> RECORDS SUPPLIED
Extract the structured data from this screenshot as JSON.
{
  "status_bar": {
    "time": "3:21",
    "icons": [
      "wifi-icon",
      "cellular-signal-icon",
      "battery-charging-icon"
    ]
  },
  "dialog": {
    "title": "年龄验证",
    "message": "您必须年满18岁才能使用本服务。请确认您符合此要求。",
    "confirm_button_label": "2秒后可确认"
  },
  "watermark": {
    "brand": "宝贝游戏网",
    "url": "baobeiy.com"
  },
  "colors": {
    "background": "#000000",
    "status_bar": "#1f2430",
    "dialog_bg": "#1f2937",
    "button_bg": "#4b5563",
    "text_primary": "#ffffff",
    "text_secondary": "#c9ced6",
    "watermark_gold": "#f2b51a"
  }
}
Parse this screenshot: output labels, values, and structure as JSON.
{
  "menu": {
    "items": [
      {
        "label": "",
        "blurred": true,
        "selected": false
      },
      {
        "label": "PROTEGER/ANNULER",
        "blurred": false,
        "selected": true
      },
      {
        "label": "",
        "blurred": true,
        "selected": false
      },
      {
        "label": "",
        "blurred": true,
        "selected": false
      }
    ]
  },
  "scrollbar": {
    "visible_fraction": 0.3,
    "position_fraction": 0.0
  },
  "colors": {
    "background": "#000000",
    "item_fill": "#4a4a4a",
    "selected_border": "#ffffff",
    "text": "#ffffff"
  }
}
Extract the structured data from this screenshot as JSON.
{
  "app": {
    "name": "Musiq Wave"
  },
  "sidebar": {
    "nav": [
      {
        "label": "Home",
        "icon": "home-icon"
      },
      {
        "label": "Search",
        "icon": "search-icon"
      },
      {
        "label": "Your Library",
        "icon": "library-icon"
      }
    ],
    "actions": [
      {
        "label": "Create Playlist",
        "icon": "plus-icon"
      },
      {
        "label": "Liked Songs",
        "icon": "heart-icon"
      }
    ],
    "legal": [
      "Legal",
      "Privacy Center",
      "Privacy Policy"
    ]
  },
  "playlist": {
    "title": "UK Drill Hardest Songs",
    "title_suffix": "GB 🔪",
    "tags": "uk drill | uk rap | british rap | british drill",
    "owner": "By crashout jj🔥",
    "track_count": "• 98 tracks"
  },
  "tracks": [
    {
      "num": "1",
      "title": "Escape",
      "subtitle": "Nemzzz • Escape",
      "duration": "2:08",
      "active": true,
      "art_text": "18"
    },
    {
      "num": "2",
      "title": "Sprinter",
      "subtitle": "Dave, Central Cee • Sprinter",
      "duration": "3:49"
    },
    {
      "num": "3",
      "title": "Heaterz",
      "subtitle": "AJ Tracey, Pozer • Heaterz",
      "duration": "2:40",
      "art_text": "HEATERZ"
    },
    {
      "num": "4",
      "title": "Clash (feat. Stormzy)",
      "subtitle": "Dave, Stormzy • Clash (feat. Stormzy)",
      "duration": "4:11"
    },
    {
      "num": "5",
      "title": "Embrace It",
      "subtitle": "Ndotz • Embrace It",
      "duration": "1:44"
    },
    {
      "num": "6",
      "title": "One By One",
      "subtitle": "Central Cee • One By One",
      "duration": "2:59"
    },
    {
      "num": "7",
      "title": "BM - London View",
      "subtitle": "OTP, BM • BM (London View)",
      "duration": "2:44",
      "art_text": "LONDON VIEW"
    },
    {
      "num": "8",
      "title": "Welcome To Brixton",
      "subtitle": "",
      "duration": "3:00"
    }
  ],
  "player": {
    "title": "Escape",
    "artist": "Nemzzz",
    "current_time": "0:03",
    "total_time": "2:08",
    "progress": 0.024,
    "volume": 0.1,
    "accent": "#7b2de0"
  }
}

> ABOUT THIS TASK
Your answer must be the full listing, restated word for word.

> COMPLETED TASK
Extract the structured data from this screenshot as JSON.
{
  "status_bar": {
    "time": "3:21",
    "icons": [
      "wifi-icon",
      "cellular-signal-icon",
      "battery-charging-icon"
    ]
  },
  "dialog": {
    "title": "年龄验证",
    "message": "您必须年满18岁才能使用本服务。请确认您符合此要求。",
    "confirm_button_label": "2秒后可确认"
  },
  "watermark": {
    "brand": "宝贝游戏网",
    "url": "baobeiy.com"
  },
  "colors": {
    "background": "#000000",
    "status_bar": "#1f2430",
    "dialog_bg": "#1f2937",
    "button_bg": "#4b5563",
    "text_primary": "#ffffff",
    "text_secondary": "#c9ced6",
    "watermark_gold": "#f2b51a"
  }
}
Parse this screenshot: output labels, values, and structure as JSON.
{
  "menu": {
    "items": [
      {
        "label": "",
        "blurred": true,
        "selected": false
      },
      {
        "label": "PROTEGER/ANNULER",
        "blurred": false,
        "selected": true
      },
      {
        "label": "",
        "blurred": true,
        "selected": false
      },
      {
        "label": "",
        "blurred": true,
        "selected": false
      }
    ]
  },
  "scrollbar": {
    "visible_fraction": 0.3,
    "position_fraction": 0.0
  },
  "colors": {
    "background": "#000000",
    "item_fill": "#4a4a4a",
    "selected_border": "#ffffff",
    "text": "#ffffff"
  }
}
Extract the structured data from this screenshot as JSON.
{
  "app": {
    "name": "Musiq Wave"
  },
  "sidebar": {
    "nav": [
      {
        "label": "Home",
        "icon": "home-icon"
      },
      {
        "label": "Search",
        "icon": "search-icon"
      },
      {
        "label": "Your Library",
        "icon": "library-icon"
      }
    ],
    "actions": [
      {
        "label": "Create Playlist",
        "icon": "plus-icon"
      },
      {
        "label": "Liked Songs",
        "icon": "heart-icon"
      }
    ],
    "legal": [
      "Legal",
      "Privacy Center",
      "Privacy Policy"
    ]
  },
  "playlist": {
    "title": "UK Drill Hardest Songs",
    "title_suffix": "GB 🔪",
    "tags": "uk drill | uk rap | british rap | british drill",
    "owner": "By crashout jj🔥",
    "track_count": "• 98 tracks"
  },
  "tracks": [
    {
      "num": "1",
      "title": "Escape",
      "subtitle": "Nemzzz • Escape",
      "duration": "2:08",
      "active": true,
      "art_text": "18"
    },
    {
      "num": "2",
      "title": "Sprinter",
      "subtitle": "Dave, Central Cee • Sprinter",
      "duration": "3:49"
    },
    {
      "num": "3",
      "title": "Heaterz",
      "subtitle": "AJ Tracey, Pozer • Heaterz",
      "duration": "2:40",
      "art_text": "HEATERZ"
    },
    {
      "num": "4",
      "title": "Clash (feat. Stormzy)",
      "subtitle": "Dave, Stormzy • Clash (feat. Stormzy)",
      "duration": "4:11"
    },
    {
      "num": "5",
      "title": "Embrace It",
      "subtitle": "Ndotz • Embrace It",
      "duration": "1:44"
    },
    {
      "num": "6",
      "title": "One By One",
      "subtitle": "Central Cee • One By One",
      "duration": "2:59"
    },
    {
      "num": "7",
      "title": "BM - London View",
      "subtitle": "OTP, BM • BM (London View)",
      "duration": "2:44",
      "art_text": "LONDON VIEW"
    },
    {
      "num": "8",
      "title": "Welcome To Brixton",
      "subtitle": "",
      "duration": "3:00"
    }
  ],
  "player": {
    "title": "Escape",
    "artist": "Nemzzz",
    "current_time": "0:03",
    "total_time": "2:08",
    "progress": 0.024,
    "volume": 0.1,
    "accent": "#7b2de0"
  }
}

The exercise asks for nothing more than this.